The employee decides how money in this retirement account is invested. Investment choices include stock, bond, fixed-rate and real estate funds managed by TIAA-CREF. The Optional Retirement Program may also include investments in the alternate funding vehicles, The Guardian and MetLife. A retirement account may be invested in several different funds, and employees may periodically change their allocations among different accounts.

An ORP pension is funded by the amount of money in the individual employee’s account. There is no way to predict how much the account will be worth at retirement because investment values change constantly.

TIER VI VESTING
When you are vested, you become eligible to receive a retirement allowance. TRS participants are vested once they have ten years of TRS credited service. ORP participants are vested after they have worked at CUNY for 366 days; vesting is immediate for those who come to CUNY with an open-vested TIAA-CREF retirement account from a previous employer.

TIER VI RETIREMENT AGE AND HEALTH INSURANCE IN RETIREMENT
TRS participants become eligible to retire with an unreduced pension benefits once they are 63 years old. TRS members between 55 and 62 can retire with an immediate, reduced pension benefits at 6.5% per year between those ages. All TRS participants who are receiving a pension and who have at least 10 years of service credit can keep both their City of New York health insurance and the benefits provided through the PSC/CUNY Welfare Fund.

ORP participants may retire at any age, but can only maintain their health benefits if they have 15 years of continuous service. In addition, these health benefits take effect only when the retiree is 62 or older. As of 9/1/05, if you are a health-benefits eligible retiree in the ORP, you are required to maintain $50,000 in reserve, with TIAA-CREF, in order to pay for retiree health insurance premiums. Additional reserve amounts may be required depending on the health plan you select or to cover future insurance rate increases.

PRIOR SERVICE
TRS participants can get pension credit for any work done for the City or State of New York before they became full-time CUNY employees. ORP participants do not have this option.

PORTABILITY

ORP participants in TIAA-CREF can maintain or even possibly merge their TIAA-CREF accounts if they leave CUNY for another employer that provides TIAA-CREF pensions. This is all subject to the CUNY TIAA-CREF ORP Plan Rules. TRS pensions can be transferred to other New York City and State retirement systems but cannot be transferred to private or out-of-state employers.

LEAVING MONEY TO YOUR FAMILY
ORP participants can leave the entire balance of their accounts to their families after they die.
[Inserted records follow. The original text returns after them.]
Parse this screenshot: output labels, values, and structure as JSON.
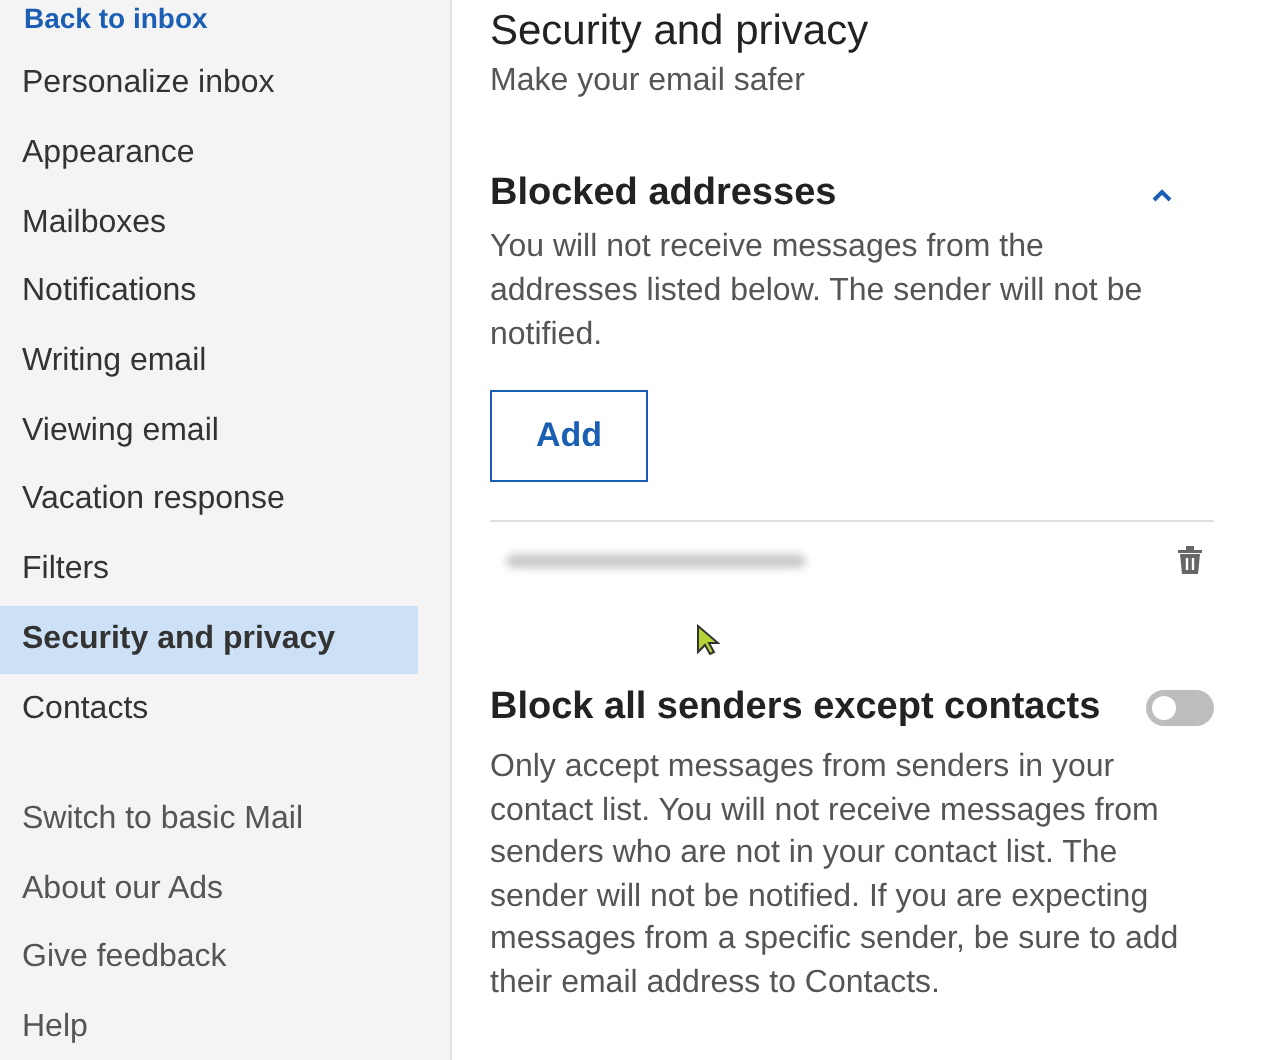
{
  "sidebar": {
    "back_link": "Back to inbox",
    "items": [
      {
        "label": "Personalize inbox",
        "selected": false
      },
      {
        "label": "Appearance",
        "selected": false
      },
      {
        "label": "Mailboxes",
        "selected": false
      },
      {
        "label": "Notifications",
        "selected": false
      },
      {
        "label": "Writing email",
        "selected": false
      },
      {
        "label": "Viewing email",
        "selected": false
      },
      {
        "label": "Vacation response",
        "selected": false
      },
      {
        "label": "Filters",
        "selected": false
      },
      {
        "label": "Security and privacy",
        "selected": true
      },
      {
        "label": "Contacts",
        "selected": false
      }
    ],
    "footer_links": [
      "Switch to basic Mail",
      "About our Ads",
      "Give feedback",
      "Help"
    ]
  },
  "main": {
    "title": "Security and privacy",
    "subtitle": "Make your email safer",
    "blocked": {
      "heading": "Blocked addresses",
      "expanded": true,
      "description": "You will not receive messages from the addresses listed below. The sender will not be notified.",
      "add_button": "Add"
    },
    "block_all": {
      "heading": "Block all senders except contacts",
      "on": false,
      "description": "Only accept messages from senders in your contact list. You will not receive messages from senders who are not in your contact list. The sender will not be notified. If you are expecting messages from a specific sender, be sure to add their email address to Contacts."
    }
  }
}
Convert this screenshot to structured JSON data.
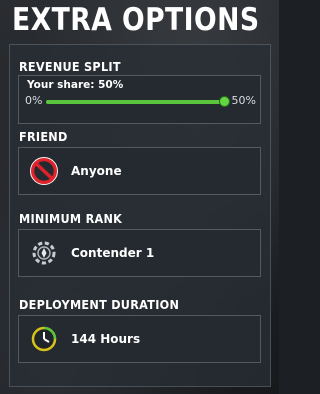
{
  "header": {
    "title": "EXTRA OPTIONS"
  },
  "revenue_split": {
    "label": "REVENUE SPLIT",
    "share_text": "Your share: 50%",
    "min_label": "0%",
    "max_label": "50%",
    "value_fraction": 1.0
  },
  "friend": {
    "label": "FRIEND",
    "value": "Anyone",
    "icon": "no-entry-icon"
  },
  "minimum_rank": {
    "label": "MINIMUM RANK",
    "value": "Contender 1",
    "icon": "rank-gear-icon"
  },
  "deployment_duration": {
    "label": "DEPLOYMENT DURATION",
    "value": "144 Hours",
    "icon": "clock-icon"
  },
  "colors": {
    "accent_green": "#5ac43c",
    "no_entry_red": "#e0232b",
    "clock_yellow": "#d8c21a"
  }
}
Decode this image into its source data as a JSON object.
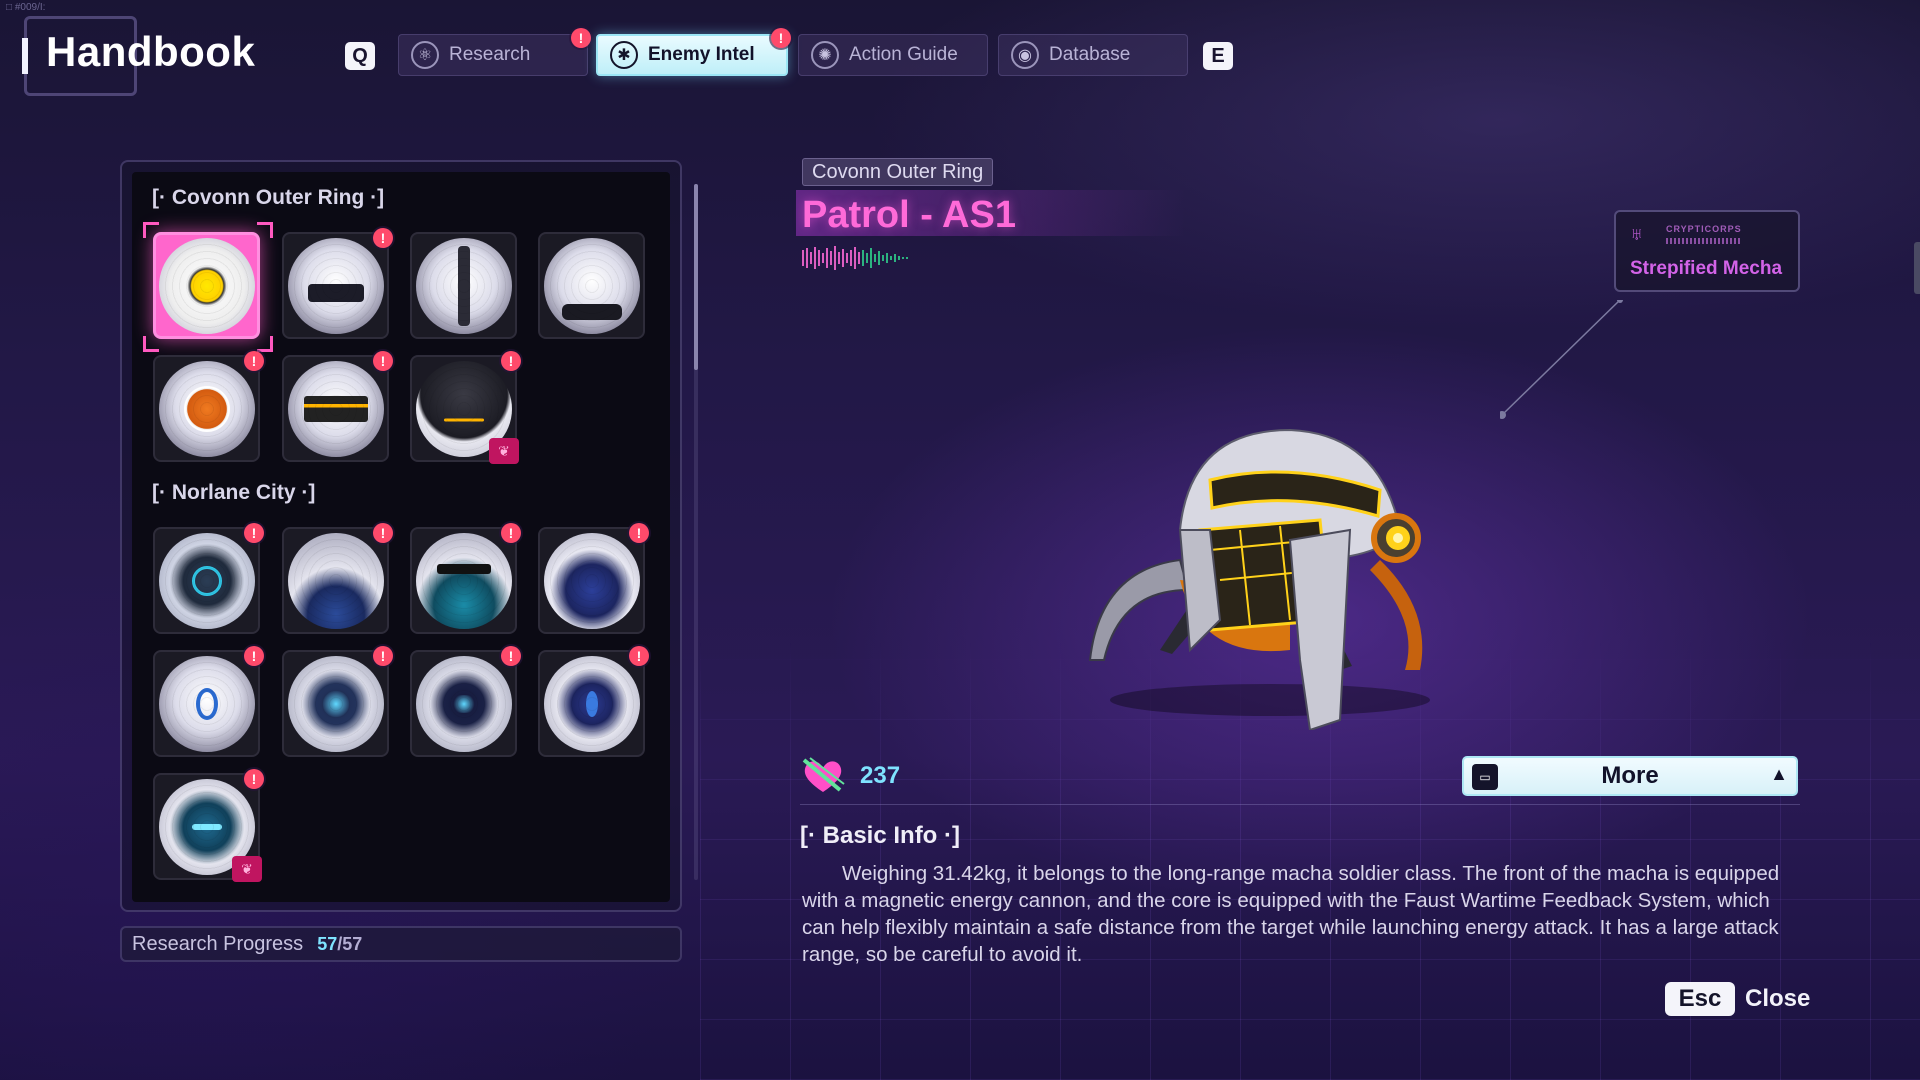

TRS participants can designate one beneficiary who will receive a lifetime pension payout after they die. There are other retirement income options available to beneficiary (ies) of members in the ORP and TRS. Please consult the retirement system you are affiliated with for more details.

MAKING THE CHOICE

So, which plan is better for you? Age is one key factor in the decision. Older employees may give greater weight to the fact that TRS participants can keep their health insurance in retirement after just 10 years on the job.

Prior work history is another factor. A new full-timer with many years of adjunct service or other work for a New York City or State agency can get TRS pension credit for this work. A new full-timer who already has an open-vested TIAA-CREF retirement account from another institution can vest immediately.

ORP and TRS pensions also differ in some ways regarding loans and disability payments. Your campus Human Resources office has a brochure that explains these details. You can also contact the PSC (212-354-1252) if you would like to discuss your decision with a pension adviser.
04/13